Friday, March 28, 2014

Liberty, a Ten Minute Town?


Traffic through the city is placed underground.
Recently I had the wonderful opportunity to visit and live in a small city in Belgium called Louvain La Neuve. There I witnessed a presentation by the visitors' bureau on the design and development of the town. It's truly a remarkable city, idyllic in many ways and likely a perfect example with which small towns with strong community connections should consider as they move forward with design.

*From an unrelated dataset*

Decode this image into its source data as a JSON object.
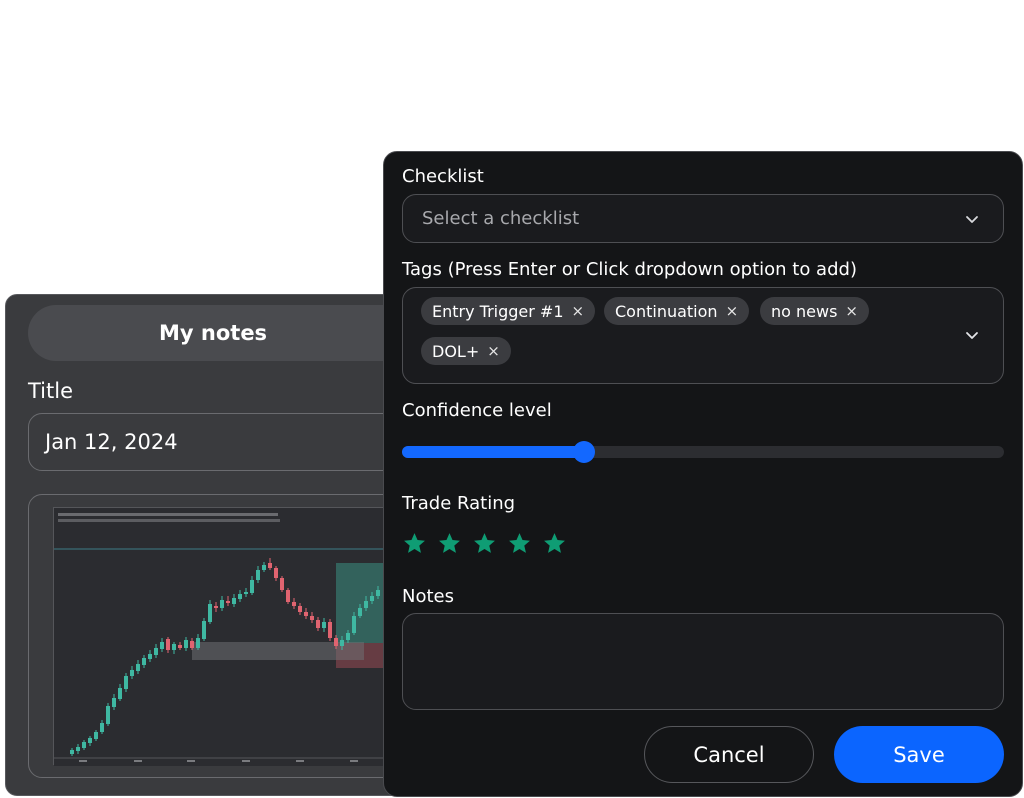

The most remarkable part of Louvain La Neuve is their rejection of sprawl. In fact, the entire city was designed so that the core business area was within a ten minute walk from most residential areas. I loved this idea and felt a town like Liberty should consider such a vision. They explained that from the original design, most people are willing to walk instead of drive if its under ten minutes, so government visionaries designed the city around this idea.

When companies want to open a store in Louvain La Neuve, they are
asked to provide a piece of artwork for residents to enjoy.
In fact more interesting is that the business core is fire-walled from direct access by vehicles to encourage walking, a complete reversal to our Roman ideals. To reach the opposite side of the city drivers are encouraged to circle a peripheral road as there is no direct (line of sight) roads. Some Americans may see this as a nuisance, but I can assure you its a far easier approach to community, environment, and pedestrian safety than our current methodology in Liberty. The benefits are plenty, including increased commerce (because people actually walk by the businesses and enter them), a healthier life-styles for citizens, reduced environmental impact from cars, and reduced costs for government because there are less roads and intersections to maintain. A man-made lake was even placed at the center of town so residents could promenade (French term for Sunday Stroll). It's as though city leaders are attempting to simply create happiness among its citizens, rather than simply disappointment every time you need to go shopping.

Notice how major roads circle the city rather than breach it.
Clearly Liberty, considering it's an established town would be a hybrid of our current model and a Ten Minute Town if leaders so chose to move in this direction, but small changes could be made to move closer to this vision. The goal, in my opinion is to look at every road currently within our urban core and surrounding areas to see if its completely necessary. If it's not, converting it to foot traffic use is a perfect way of improving the city while reducing costs. A perfect example is Old US-421 and Route 49 approaching the town from the south. These two arteries could be reduced to a single main road. Furthermore the portion of Swannanoa Street that currently passes through downtown could be closed permanently to vehicles to create open social spaces, and room for outdoor dining a cafes. Returning the town-square / public market concept to the public (Liberty once had a town square) seems like a redeeming thing to do and Louvain La Neuve provides leaders with an excellent template moving forward for town growth as they ask themselves if future decisions fit into a Ten Minute Town?